WALLA WALLA, Wash. – Warmer weather conditions may allow contractors to resume levee-maintenance activities next week on the south side of the federally managed section of the Mill Creek Levee System, requiring intermittent closures of the gravel trails, U.S. Army Corps of Engineers officials announced today.
Contractors will likely be onsite this weekend to stage equipment and place safety barriers. Construction fencing will be placed to alert visitors to the temporary closures and encourage public safety. Once ground-moving activity begins, the contractor will be working seven days a week during daylight hours. Workers will be accessing the levee with construction equipment and heavy vehicles to remove the tree roots and re-compact levee material. Foot bridges across Mill Creek will be intermittently closed as work progresses along the levee.
For visitor safety, intermittent closures of parts of Kingfisher and Whitetail trails may be required during the contract performance period. A map of visitor trails which will require intermittent and/or temporary closures to accommodate levee work activities is available on the Corps’ website at www.nww.usace.army.mil/Missions/Projects/MillCreekLeveeMaintenance.aspx.
Phase-2 work began Dec. 1, then was suspended Dec. 12 because extreme winter weather conditions affected ground conditions for root removal and levee material re-compacting. The Walla Walla District will continue to announce work progress and temporary impacts to visitor access. Visitors are also encouraged to look for trail-closure updates on information kiosks located at major trailheads and on the Mill Creek Project’s Facebook page www.facebook.com/millcreekdam.
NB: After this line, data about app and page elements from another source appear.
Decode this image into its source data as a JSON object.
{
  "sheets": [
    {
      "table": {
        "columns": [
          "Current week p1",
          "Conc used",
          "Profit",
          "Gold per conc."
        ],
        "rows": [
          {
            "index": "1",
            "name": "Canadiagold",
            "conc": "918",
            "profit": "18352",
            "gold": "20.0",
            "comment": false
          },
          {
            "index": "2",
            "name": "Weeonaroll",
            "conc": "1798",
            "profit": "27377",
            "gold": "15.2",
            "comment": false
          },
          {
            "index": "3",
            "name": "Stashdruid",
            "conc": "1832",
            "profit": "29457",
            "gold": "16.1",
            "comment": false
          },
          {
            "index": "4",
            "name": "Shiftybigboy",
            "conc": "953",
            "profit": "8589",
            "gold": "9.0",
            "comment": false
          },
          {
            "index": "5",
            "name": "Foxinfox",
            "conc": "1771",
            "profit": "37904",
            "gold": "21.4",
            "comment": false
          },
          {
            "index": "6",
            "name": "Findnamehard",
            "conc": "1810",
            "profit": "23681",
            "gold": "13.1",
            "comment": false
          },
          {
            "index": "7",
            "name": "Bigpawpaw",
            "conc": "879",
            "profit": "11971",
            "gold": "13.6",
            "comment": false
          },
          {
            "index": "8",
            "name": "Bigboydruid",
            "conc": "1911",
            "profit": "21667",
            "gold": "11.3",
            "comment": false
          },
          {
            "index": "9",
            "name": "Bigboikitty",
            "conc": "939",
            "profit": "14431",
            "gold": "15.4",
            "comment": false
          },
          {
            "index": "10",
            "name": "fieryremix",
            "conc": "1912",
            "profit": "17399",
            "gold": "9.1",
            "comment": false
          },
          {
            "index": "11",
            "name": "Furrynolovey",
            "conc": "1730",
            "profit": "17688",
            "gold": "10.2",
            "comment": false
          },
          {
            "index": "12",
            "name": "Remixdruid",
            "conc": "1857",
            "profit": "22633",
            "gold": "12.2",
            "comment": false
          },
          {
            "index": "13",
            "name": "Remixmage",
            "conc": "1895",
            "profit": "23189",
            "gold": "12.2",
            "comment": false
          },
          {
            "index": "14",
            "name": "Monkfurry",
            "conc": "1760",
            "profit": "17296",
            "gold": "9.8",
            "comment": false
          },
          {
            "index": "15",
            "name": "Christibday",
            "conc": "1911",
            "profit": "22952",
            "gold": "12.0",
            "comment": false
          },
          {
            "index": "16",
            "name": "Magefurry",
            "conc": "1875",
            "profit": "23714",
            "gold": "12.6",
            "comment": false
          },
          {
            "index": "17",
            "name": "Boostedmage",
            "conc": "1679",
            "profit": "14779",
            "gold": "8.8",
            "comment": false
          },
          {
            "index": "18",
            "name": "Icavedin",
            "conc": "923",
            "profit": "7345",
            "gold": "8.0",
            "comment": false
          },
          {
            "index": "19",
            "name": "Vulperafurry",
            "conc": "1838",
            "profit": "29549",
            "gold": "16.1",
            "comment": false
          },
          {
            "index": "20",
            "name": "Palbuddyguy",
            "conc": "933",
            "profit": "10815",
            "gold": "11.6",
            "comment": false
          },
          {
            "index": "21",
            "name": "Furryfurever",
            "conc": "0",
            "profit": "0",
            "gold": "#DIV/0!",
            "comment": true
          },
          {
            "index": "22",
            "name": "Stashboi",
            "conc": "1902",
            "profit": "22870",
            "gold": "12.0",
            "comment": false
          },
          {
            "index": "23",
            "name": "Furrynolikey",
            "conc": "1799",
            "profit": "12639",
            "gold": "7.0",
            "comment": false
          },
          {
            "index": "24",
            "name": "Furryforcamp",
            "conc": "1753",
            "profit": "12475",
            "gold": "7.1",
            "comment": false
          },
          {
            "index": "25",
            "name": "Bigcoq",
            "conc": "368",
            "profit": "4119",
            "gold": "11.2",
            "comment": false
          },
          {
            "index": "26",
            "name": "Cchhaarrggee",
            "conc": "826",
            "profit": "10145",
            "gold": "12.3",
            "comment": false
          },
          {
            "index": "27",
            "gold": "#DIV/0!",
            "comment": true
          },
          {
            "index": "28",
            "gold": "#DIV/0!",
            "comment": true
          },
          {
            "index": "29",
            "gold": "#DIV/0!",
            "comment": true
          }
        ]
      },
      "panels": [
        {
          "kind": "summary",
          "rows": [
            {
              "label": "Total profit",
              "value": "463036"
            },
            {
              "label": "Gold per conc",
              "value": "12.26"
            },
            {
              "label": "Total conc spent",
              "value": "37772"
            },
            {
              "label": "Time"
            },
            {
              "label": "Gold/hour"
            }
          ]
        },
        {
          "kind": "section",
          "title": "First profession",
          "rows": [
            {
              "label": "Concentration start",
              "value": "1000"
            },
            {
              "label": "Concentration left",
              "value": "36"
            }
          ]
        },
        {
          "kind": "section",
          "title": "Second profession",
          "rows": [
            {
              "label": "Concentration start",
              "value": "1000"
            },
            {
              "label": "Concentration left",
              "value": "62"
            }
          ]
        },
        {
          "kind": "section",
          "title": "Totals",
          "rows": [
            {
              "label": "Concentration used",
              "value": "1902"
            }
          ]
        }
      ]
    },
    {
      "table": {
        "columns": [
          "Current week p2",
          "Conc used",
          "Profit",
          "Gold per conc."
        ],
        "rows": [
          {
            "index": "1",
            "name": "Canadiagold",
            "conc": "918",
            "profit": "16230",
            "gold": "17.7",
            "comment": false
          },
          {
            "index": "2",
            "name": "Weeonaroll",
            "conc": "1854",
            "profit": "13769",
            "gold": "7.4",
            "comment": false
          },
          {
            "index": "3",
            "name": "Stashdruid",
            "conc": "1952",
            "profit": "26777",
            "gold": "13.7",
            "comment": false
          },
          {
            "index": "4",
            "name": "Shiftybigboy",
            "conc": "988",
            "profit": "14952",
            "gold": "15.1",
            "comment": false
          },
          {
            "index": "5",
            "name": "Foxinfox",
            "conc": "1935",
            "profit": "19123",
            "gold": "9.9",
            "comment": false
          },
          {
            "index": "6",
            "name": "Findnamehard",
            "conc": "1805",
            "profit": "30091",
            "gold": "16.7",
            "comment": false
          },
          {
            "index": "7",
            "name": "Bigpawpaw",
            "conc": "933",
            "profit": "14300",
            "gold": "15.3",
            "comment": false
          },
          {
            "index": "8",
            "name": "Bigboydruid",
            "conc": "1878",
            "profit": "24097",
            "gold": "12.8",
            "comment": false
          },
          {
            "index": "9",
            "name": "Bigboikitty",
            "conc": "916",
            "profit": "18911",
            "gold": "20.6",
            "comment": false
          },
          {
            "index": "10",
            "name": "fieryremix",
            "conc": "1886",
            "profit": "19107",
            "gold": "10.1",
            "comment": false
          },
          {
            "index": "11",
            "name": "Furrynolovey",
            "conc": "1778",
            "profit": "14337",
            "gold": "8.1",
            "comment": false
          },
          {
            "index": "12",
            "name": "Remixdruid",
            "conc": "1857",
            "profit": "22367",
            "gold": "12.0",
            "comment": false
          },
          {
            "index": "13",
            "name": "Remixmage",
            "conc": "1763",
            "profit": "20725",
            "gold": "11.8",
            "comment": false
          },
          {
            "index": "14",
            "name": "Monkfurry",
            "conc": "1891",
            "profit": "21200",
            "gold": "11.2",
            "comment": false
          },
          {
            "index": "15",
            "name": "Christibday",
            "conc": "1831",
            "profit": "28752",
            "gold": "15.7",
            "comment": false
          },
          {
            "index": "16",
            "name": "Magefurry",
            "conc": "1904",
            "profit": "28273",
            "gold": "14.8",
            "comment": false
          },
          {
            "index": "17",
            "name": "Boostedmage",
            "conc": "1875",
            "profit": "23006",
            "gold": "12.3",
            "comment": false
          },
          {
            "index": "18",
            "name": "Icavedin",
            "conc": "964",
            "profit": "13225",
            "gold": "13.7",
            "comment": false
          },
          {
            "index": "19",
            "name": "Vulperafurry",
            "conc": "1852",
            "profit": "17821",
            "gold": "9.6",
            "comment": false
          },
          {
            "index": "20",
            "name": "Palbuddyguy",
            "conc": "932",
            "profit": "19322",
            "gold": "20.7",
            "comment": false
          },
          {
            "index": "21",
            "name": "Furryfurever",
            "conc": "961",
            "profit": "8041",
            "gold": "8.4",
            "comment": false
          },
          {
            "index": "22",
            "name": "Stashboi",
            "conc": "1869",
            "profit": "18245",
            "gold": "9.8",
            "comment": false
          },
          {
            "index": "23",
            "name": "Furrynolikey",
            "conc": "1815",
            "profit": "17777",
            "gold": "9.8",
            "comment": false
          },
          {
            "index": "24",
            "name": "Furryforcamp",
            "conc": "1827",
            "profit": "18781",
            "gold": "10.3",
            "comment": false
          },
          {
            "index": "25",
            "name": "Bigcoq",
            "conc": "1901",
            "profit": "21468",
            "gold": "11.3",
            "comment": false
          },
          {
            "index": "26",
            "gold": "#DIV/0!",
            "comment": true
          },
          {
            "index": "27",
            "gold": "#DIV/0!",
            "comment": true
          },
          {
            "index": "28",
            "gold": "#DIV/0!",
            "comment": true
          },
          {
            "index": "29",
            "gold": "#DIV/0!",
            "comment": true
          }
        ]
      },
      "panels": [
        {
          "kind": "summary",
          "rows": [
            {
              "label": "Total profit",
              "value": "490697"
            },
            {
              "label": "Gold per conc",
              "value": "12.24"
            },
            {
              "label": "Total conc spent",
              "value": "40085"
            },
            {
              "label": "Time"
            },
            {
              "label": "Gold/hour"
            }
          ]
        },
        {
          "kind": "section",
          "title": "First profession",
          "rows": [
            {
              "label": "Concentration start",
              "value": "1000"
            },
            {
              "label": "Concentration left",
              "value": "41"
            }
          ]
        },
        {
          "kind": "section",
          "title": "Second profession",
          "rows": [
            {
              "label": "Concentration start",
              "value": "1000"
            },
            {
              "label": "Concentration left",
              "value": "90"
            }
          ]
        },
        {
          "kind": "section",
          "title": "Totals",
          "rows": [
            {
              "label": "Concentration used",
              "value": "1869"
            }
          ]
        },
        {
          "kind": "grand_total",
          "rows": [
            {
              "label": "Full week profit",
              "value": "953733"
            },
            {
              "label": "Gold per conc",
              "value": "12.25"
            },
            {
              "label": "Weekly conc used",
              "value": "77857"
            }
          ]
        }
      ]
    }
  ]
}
This maintenance is necessary to meet National Levee Safety Program requirements in accordance with Corps headquarters regulations and policies. Phase-1 work began on Oct. 8, 2015, and was completed on Dec. 31, 2015. Problematic vegetation was removed from the surface of the levee slopes and 15-feet landward from the levee’s design toe. Life safety is paramount for the Corps’ operations. Non-compliant vegetation on levees blocks visibility for inspections, access for maintenance, hinders flood-fighting operations, and adds uncertainty to structural performance and reliability, which increases risk to the public. The inability to inspect, maintain and flood fight typically delays emergency response and contributes to the risk of levee failure.
Release no. 17-015